_TASK INSTRUCTIONS_. Report all lines from the entries below in which "JSON" appears.

_Data records for software interfaces_.
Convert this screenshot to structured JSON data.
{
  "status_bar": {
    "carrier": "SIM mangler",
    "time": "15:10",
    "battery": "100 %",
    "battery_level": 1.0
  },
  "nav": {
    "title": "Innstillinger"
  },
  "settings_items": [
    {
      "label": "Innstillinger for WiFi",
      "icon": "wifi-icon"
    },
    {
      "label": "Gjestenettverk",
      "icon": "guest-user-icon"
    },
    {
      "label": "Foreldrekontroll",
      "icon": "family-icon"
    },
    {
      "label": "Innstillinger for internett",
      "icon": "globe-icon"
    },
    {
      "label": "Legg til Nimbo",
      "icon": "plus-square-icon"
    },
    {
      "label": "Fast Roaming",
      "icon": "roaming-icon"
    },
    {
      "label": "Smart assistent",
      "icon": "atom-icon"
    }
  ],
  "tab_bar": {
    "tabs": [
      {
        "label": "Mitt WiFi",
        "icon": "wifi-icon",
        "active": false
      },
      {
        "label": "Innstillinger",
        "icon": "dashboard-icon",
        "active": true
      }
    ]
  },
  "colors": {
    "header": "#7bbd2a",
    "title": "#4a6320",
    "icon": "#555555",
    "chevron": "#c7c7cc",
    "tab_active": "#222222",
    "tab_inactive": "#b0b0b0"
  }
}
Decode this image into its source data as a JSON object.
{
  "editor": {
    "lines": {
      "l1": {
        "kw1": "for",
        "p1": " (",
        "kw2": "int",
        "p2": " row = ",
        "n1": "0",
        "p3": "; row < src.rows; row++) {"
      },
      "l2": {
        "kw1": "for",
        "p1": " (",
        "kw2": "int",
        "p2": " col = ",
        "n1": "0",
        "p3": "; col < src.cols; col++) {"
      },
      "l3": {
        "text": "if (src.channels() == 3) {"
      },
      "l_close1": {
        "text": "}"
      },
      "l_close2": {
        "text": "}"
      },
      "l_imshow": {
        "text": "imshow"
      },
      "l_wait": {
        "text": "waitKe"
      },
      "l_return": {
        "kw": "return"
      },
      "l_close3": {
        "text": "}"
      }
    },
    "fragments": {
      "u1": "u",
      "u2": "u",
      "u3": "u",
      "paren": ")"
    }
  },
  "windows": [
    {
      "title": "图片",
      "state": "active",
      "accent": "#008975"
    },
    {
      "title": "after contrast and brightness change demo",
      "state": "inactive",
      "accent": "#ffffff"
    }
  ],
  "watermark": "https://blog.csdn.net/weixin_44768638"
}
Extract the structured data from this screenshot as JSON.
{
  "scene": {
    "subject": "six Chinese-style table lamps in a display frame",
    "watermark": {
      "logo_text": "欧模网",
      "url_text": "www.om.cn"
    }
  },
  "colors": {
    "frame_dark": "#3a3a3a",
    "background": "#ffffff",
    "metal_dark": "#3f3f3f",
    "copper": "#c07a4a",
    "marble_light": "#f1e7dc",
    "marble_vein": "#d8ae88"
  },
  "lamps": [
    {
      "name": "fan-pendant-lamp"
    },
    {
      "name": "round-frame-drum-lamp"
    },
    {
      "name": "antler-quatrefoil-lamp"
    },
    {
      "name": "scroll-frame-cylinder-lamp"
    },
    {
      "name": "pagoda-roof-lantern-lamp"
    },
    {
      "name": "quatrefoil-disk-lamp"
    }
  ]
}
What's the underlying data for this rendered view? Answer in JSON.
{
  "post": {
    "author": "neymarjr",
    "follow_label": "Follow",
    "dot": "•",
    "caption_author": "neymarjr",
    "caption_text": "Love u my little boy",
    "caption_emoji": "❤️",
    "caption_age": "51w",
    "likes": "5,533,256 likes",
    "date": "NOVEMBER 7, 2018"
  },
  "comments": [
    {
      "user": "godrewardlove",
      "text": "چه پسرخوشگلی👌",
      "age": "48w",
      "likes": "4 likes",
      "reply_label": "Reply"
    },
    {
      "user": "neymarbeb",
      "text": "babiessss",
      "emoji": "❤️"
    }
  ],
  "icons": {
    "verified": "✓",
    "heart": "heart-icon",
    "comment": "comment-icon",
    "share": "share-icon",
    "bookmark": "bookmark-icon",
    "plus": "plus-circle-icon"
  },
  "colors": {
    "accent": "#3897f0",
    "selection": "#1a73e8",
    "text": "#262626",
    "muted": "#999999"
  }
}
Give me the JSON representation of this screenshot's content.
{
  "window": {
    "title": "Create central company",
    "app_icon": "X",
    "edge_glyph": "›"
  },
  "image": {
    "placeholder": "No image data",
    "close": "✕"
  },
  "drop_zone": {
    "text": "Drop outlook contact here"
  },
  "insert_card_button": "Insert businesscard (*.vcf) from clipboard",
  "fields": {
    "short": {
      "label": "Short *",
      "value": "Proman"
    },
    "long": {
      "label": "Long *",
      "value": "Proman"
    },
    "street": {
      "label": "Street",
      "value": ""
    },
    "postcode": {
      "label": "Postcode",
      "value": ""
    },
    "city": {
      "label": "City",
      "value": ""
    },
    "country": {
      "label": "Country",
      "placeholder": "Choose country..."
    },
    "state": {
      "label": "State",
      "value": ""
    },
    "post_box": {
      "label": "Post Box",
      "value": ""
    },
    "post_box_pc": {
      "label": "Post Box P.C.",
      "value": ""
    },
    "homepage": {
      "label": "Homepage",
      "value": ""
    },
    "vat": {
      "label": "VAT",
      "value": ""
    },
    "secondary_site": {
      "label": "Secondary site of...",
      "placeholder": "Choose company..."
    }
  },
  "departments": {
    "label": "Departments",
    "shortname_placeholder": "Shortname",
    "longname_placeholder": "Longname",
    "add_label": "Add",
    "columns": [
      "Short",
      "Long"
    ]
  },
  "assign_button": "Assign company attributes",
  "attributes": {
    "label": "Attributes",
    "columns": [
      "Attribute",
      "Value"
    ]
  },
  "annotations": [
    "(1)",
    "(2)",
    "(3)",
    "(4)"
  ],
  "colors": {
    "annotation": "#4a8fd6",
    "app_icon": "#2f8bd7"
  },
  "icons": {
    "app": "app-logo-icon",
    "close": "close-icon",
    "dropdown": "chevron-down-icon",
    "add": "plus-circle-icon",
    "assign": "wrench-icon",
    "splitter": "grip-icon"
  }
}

_YOUR SOLUTION_.
Convert this screenshot to structured JSON data.
Decode this image into its source data as a JSON object.
Extract the structured data from this screenshot as JSON.
What's the underlying data for this rendered view? Answer in JSON.
Give me the JSON representation of this screenshot's content.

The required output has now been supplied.